Disk Storage – This is the final main piece of the “application”. This is your actual write to disk means of storage. Using .NET you really only have one viable choice which is SQL Server. SQL Server 2008 is a must as it comes loaded with code completion and as a developer this will save you a ton of time. For anyone using 2005 or lower I strongly encourage you to at least grab the developer bundle from Red Gate which gives you some of the nicer, in my opinion, features of 2008.
I know this is a bit entry level for most but I’m going to try to start out simple and work up to more complex scenarios and concepts. My hope is for a entry level developer with isolated understanding of software design will be able to read this and grow in skill as the posts progress.
This concludes Part 1 of Preferred Software Architecture and Standards. Next up we will dive into building out an MVC application, Service Adapters, and the importance of creating view models for projecting the DTOs into. I don’t have all the parts planned out yet so please bear with me. This will likely end up being a fairly daunting series that covers a lot of ground. Check back often or subscribe, shooting for at least 3 posts a week to start and see where we can go from there!
Well to anyone who knows me knows that I have written quite a few blog engines and spooled up a number of my “own blogs” which after a period of time I get annoyed with and take down.

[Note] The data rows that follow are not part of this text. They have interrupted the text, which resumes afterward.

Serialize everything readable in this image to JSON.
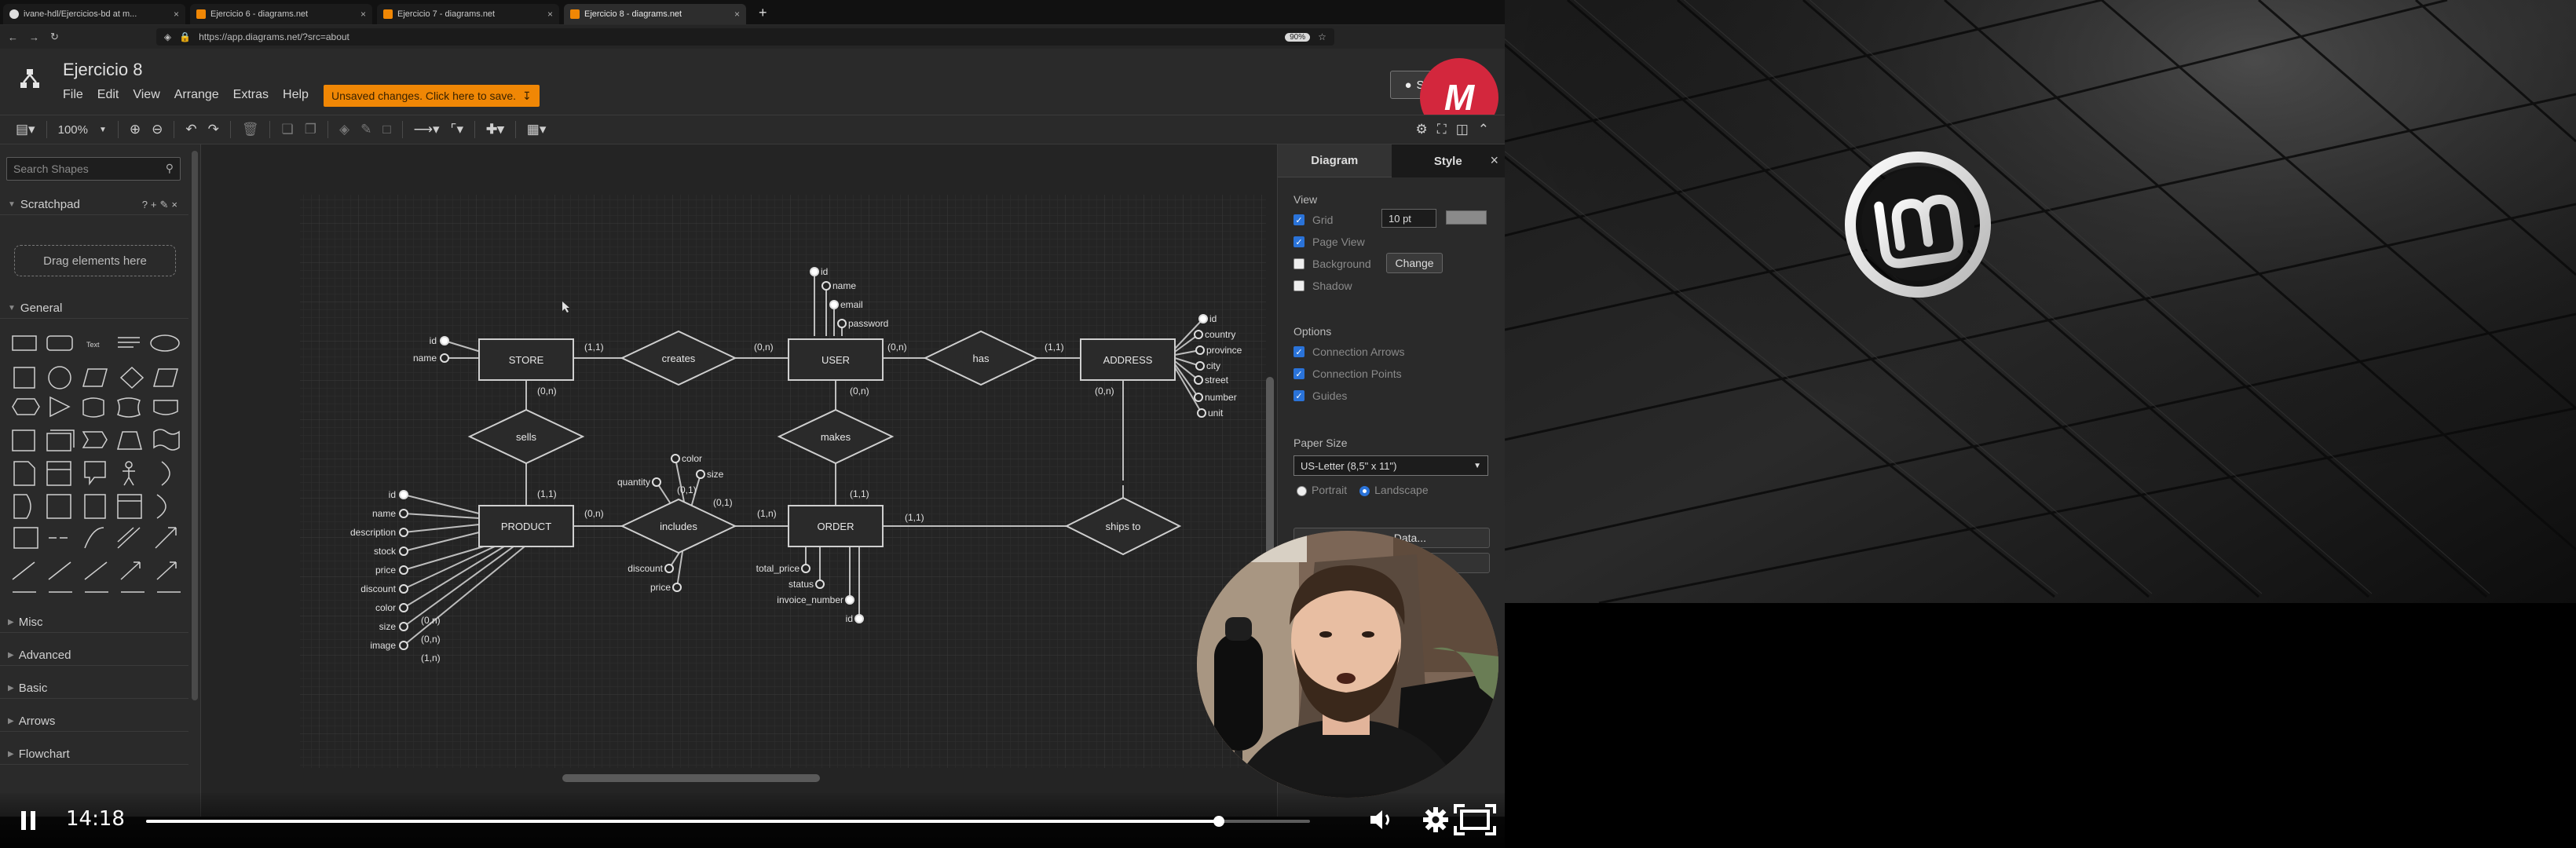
{
  "browser": {
    "tabs": [
      {
        "label": "ivane-hdl/Ejercicios-bd at m...",
        "favicon": "github-icon"
      },
      {
        "label": "Ejercicio 6 - diagrams.net",
        "favicon": "drawio-icon"
      },
      {
        "label": "Ejercicio 7 - diagrams.net",
        "favicon": "drawio-icon"
      },
      {
        "label": "Ejercicio 8 - diagrams.net",
        "favicon": "drawio-icon",
        "active": true
      }
    ],
    "close_glyph": "×",
    "new_tab_glyph": "+",
    "url": "https://app.diagrams.net/?src=about",
    "zoom_badge": "90%"
  },
  "app": {
    "title": "Ejercicio 8",
    "menu": [
      "File",
      "Edit",
      "View",
      "Arrange",
      "Extras",
      "Help"
    ],
    "unsaved_notice": "Unsaved changes. Click here to save.",
    "share_label": "Share",
    "zoom": "100%",
    "channel_logo_text": "M"
  },
  "shapes_panel": {
    "search_placeholder": "Search Shapes",
    "scratchpad": "Scratchpad",
    "drag_hint": "Drag elements here",
    "general": "General",
    "text_shape_label": "Text",
    "sections": [
      "Misc",
      "Advanced",
      "Basic",
      "Arrows",
      "Flowchart"
    ]
  },
  "format_panel": {
    "tabs": [
      "Diagram",
      "Style"
    ],
    "view_title": "View",
    "grid_label": "Grid",
    "grid_size": "10 pt",
    "page_view_label": "Page View",
    "background_label": "Background",
    "change_label": "Change",
    "shadow_label": "Shadow",
    "options_title": "Options",
    "connection_arrows": "Connection Arrows",
    "connection_points": "Connection Points",
    "guides": "Guides",
    "paper_size_title": "Paper Size",
    "paper_size": "US-Letter (8,5\" x 11\")",
    "portrait": "Portrait",
    "landscape": "Landscape",
    "edit_data_partial": "...Data...",
    "partial_button_2": "...de"
  },
  "diagram": {
    "entities": {
      "store": "STORE",
      "user": "USER",
      "address": "ADDRESS",
      "product": "PRODUCT",
      "order": "ORDER"
    },
    "relations": {
      "creates": "creates",
      "has": "has",
      "sells": "sells",
      "makes": "makes",
      "includes": "includes",
      "ships_to": "ships to"
    },
    "store_attrs": [
      "id",
      "name"
    ],
    "user_attrs": [
      "id",
      "name",
      "email",
      "password"
    ],
    "address_attrs": [
      "id",
      "country",
      "province",
      "city",
      "street",
      "number",
      "unit"
    ],
    "product_attrs": [
      "id",
      "name",
      "description",
      "stock",
      "price",
      "discount",
      "color",
      "size",
      "image"
    ],
    "includes_attrs": {
      "quantity": "quantity",
      "color": "color",
      "size": "size",
      "discount": "discount",
      "price": "price"
    },
    "order_attrs": [
      "total_price",
      "status",
      "invoice_number",
      "id"
    ],
    "cardinalities": {
      "store_creates": "(1,1)",
      "creates_user": "(0,n)",
      "user_has": "(0,n)",
      "has_address": "(1,1)",
      "store_sells": "(0,n)",
      "user_makes": "(0,n)",
      "address_ships": "(0,n)",
      "sells_product": "(1,1)",
      "product_includes": "(0,n)",
      "includes_order": "(1,n)",
      "makes_order": "(1,1)",
      "order_ships": "(1,1)",
      "color_sub": "(0,1)",
      "size_sub": "(0,1)",
      "product_color": "(0,n)",
      "product_size": "(0,n)",
      "product_image": "(1,n)"
    }
  },
  "player": {
    "time": "14:18",
    "progress": 0.922
  },
  "colors": {
    "accent": "#2a73d9",
    "unsaved_bg": "#f08705",
    "channel_red": "#d3273d"
  }
}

I won’t make any lofty promises that this won’t be any different HOWEVER we shall give it a spin. First and foremost.. Google Prettify, lets kick the tires and see how well this works. I’m not going to say this will all be about code but a LARGE chunk of it will be. Just like my life, a significant portion of my day is spent on a keyboard for both work and fun.
Another thing I will give props to Tumblr for is giving us the capability of re-pointing a domain at their servers or even a sub-domain without using domain masking. Pretty neat feature. I have also heard that this RTE isn’t entirely pointless for search targeting so I guess we shall see on that front as well.
So lets get started right and put some code in this post.
Prettify Your Code on Tumblr
1) Go to Customize Your Layout
2) Click the teeny tiny “edit html” link
3) Smile because their layout editor actually doesn’t suck
4) Put the code below into your blog and follow the instructions in comments
NOTE: Remember to update the paths to the prettify.css and prettify.js files to the static file links for your tumblr account. After enough of us put this in our blog they’ll likely add hard paths for us to use but until then… Modify the URL’s!!!
Now the crappy part is after you make these changes through the very nice and robust layout editor when you go to make your first “syntax pretty” post you have to go into HTML mode. Unlike their awesome layout editor that allows tabbing and has rudimentary syntax highlighting their HTML editor for a blog post does not. Suffer through it as will I.. and shortly I’ll build a plug-in for their RTE if one isn’t already out there.
To post an entry with pretty print capabilities you can use a <code class=”prettyprint”>…</code> or <pre class=”prettyprint”>…</pre> tag.
Also remember all instances of < you have to manually turn into < and all instances of > you have to manually turn into > or it’ll just post as straight HTML and you won’t see any of your code in the post! Oh No!
Ok this post is complete I think and it’s time to move onto other things for the night! Until next time!